Fiction. The characters in Jack Greer's ABRAHAM'S BAY & OTHER STORIES have set sail for islands in the Atlantic and Caribbean—some are restless, some curious, others are unhappy, while others are in love with roaming. Inevitably, these small boat sailors haul their personal histories along, their hubris, their failures, and their frustrations. Some sail alone, others are looking to reunite, while others are parting for good. Rather than record-breaking feats of circumnavigation, the stories of ABRAHAM'S BAY dramatize ordinary struggles with self and sea, where the protagonists often seem to exist at the edges of the larger world.
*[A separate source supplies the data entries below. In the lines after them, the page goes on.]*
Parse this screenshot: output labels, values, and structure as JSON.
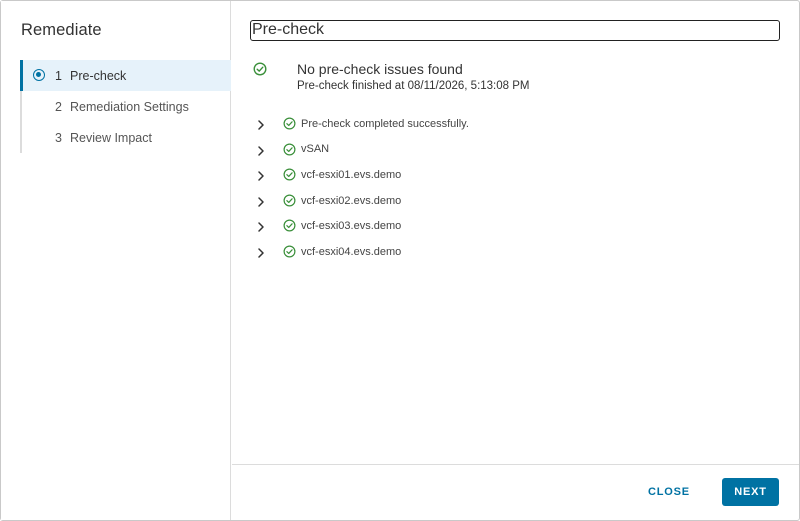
{
  "wizard": {
    "title": "Remediate",
    "steps": [
      {
        "number": "1",
        "label": "Pre-check",
        "active": true
      },
      {
        "number": "2",
        "label": "Remediation Settings",
        "active": false
      },
      {
        "number": "3",
        "label": "Review Impact",
        "active": false
      }
    ]
  },
  "main": {
    "title": "Pre-check",
    "summary": {
      "title": "No pre-check issues found",
      "subtitle": "Pre-check finished at 08/11/2026, 5:13:08 PM"
    },
    "results": [
      {
        "label": "Pre-check completed successfully."
      },
      {
        "label": "vSAN"
      },
      {
        "label": "vcf-esxi01.evs.demo"
      },
      {
        "label": "vcf-esxi02.evs.demo"
      },
      {
        "label": "vcf-esxi03.evs.demo"
      },
      {
        "label": "vcf-esxi04.evs.demo"
      }
    ]
  },
  "footer": {
    "close_label": "CLOSE",
    "next_label": "NEXT"
  },
  "colors": {
    "accent": "#0072a3",
    "success": "#3a8f3a",
    "active_step_bg": "#e6f2fa"
  },
  "icons": {
    "step_active": "radio-selected-icon",
    "status": "check-circle-icon",
    "expand": "chevron-right-icon"
  }
}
Nearly all storytelling is about people setting out on journeys and encountering conflicts along the way—the compelling storyteller gives us insights into their character and brings us into their conflicts and struggles to resolve them. Jack Greer is a compelling storyteller—his lean narrative style is graceful and exact, anchored in a sailor's competence that is always attentive to the sea and its beauty but also alert to its dangers.
Jack Greer grew up on the Chesapeake Bay and has sailed since childhood—a number of the stories in ABRAHAM'S BAY & OTHER STORIES have their origins in a year-long sail to the Dominican Republic and beyond. Formerly Communications Director of the University of Maryland Sea Grant College, he has published hundreds of newspaper and magazine articles, largely about the Chesapeake Bay. His poems and stories have appeared in literary journals and anthologies. He and his wife Bobbie are to embark on their third year of sailing in the Caribbean.
Author City: EDGEWATER, MD USA